WC:  What future plans do you have for Count Beetle?

TH: Of these, there are many….I work to see the next album, ideally, which should be “Clairvoyance”, is released and recorded properly.The songs are all written and one is finished which was shelved for years and aged, until the time when the lyrics would write themselves and the vocals were captured in a very live manner. It is called “The Operation Cone of Power” and pays some homage to Gerald Gardener and the New Forest coven. It was mixed and  has bass performance from Griff of Arkazum, and formerly of Cathedral. His craft is outsider and was employed on the last album on the song “Faux Squirrels”, and it marks the first time we have worked with a bass guitar. Some of the material you might hear next we have been rehearsing live in sessions for many years now and there is a electric sort of vibration to some of the songs, more so than the last album perhaps. There will also be songs for a burrowing mammal theme I have been working on.The writ is writing itself now with much more material….the work is the labour for now, as all else is secondary…
WC: Playing such strange and unearthly music, how frustrating is it trying to attract listeners?
TH: It is frustrating, as you say, as most people want something that is more of a body high than an intellectual one, I find. It is very hard being the salmon against the stream; the freelance slave and the outsider, but the rewards are unique and esoteric as once most Count Beetle listeners, once found, are lifelong companions and enthusiasts it would seem. These are the select and esoteric few that make us proud.

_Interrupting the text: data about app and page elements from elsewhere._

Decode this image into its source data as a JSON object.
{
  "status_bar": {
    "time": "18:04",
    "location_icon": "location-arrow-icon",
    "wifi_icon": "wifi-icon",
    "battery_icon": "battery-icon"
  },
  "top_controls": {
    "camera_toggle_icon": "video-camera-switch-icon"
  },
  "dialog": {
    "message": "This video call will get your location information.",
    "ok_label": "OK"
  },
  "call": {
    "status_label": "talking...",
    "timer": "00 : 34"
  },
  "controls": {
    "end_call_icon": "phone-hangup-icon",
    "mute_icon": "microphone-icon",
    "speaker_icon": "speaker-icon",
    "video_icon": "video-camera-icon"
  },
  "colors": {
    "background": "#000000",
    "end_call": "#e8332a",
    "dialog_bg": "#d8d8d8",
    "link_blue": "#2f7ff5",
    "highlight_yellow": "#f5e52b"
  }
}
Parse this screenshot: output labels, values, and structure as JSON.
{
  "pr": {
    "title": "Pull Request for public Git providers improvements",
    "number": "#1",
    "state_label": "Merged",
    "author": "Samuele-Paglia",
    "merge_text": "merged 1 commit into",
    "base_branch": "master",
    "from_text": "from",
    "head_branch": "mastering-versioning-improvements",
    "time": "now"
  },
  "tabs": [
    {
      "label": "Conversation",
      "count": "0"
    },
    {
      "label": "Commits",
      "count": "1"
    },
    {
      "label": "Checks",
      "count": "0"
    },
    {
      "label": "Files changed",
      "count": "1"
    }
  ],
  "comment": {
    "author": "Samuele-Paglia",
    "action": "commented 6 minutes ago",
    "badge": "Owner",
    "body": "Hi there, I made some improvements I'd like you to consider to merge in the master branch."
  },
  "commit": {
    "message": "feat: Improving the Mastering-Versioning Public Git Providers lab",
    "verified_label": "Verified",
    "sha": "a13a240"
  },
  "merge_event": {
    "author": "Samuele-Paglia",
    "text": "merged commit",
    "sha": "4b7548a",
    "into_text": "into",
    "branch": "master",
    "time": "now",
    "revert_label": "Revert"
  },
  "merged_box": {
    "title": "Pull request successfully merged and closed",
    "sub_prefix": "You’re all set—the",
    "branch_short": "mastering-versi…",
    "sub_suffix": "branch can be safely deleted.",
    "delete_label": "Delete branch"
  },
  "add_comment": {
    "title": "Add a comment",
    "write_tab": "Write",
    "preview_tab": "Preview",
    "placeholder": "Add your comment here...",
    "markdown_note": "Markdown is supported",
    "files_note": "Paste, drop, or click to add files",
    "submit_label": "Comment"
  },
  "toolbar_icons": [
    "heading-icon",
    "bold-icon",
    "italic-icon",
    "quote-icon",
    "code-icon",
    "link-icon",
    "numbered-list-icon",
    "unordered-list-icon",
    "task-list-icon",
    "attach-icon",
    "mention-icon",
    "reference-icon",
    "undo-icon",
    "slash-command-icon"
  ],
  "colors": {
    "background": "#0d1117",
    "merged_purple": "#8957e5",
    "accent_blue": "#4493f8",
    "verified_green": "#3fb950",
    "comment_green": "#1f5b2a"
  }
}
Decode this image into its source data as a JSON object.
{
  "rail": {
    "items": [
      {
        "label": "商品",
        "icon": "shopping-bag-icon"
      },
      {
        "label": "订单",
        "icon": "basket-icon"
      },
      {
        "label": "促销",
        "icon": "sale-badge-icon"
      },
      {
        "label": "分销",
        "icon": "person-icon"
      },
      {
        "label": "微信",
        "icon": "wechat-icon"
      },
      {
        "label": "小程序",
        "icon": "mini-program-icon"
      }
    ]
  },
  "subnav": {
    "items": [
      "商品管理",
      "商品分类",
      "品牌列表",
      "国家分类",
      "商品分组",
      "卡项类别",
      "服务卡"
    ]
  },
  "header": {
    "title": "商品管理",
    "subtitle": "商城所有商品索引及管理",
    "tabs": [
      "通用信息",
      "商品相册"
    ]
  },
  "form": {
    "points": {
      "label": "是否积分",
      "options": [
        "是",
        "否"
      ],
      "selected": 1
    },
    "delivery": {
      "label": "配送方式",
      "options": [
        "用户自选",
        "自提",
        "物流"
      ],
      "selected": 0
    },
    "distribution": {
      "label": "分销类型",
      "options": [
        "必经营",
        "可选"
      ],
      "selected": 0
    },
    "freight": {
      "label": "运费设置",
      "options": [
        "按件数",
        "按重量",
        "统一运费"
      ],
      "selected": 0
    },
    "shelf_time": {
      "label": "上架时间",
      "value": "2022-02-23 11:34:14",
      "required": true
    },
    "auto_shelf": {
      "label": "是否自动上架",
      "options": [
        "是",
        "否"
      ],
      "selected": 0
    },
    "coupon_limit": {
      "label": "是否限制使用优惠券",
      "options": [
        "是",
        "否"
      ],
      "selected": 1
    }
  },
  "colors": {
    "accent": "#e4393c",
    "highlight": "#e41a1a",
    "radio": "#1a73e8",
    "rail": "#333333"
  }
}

WC:  Is there any possibility you could play live?

TH: Yes, that would be ideal….The music is meant for that, and for an audience which we have not yet gained and is somewhat phantasmal. We rehearse to ourselves and a  few now for a long time in obscure sessions. The main thing is finding clubs or places we can play….I have many ideas for such shows…”dreams you could never guess!”

WC: Tell me about some of your stories and tales and where we can find them.

TH: Well, I have written some fiction for AutoEroticAsphyxium zine, which is a publication out of New York….The old ones are still up at the Count Beetle page at myspace, which seems dead? Also, one can get them from me if they wish by simply contacting me at…a simple knock and I might answer. Tales are classic horror and weird fiction dealing with said themes….None are officially published besides the zine I mentioned, which is a shame…Eventually I will find a house for them, I am green at things that involve these things so far.

WC:  If you could ask any three people from history to dinner, who would they be?
TH: Good question…At a table set with steaming greens and loafs of cheese and bread and cups with dark ale and wines, amidst a dark, rustic wooden lodge or barn interior in the blue of night- this would be the setting, after a good rain or during and with the ambiance of dark, lantern and fireplace it would be at the summons of these individuals:
Old George Pickinghill, Poe, and Arthur Edward Waite…if he were vacant then probably the fellow known as Aleister Crowley. There would be antler horns for smoking ourselves into corners.

WC: What was the last CD/release you got just because you wanted to check the band out?

TH: Jerry Marchand’s “Crossing at Rainbow bridge”

WC:  What was the last gig or live show you saw because you wanted to see the band?

TH: I think the last show I attended was Danzig….front row.

WC: Any last words for the readers of Wormwood?

TH: Thank you for your time….Support the low fire and candle’s end.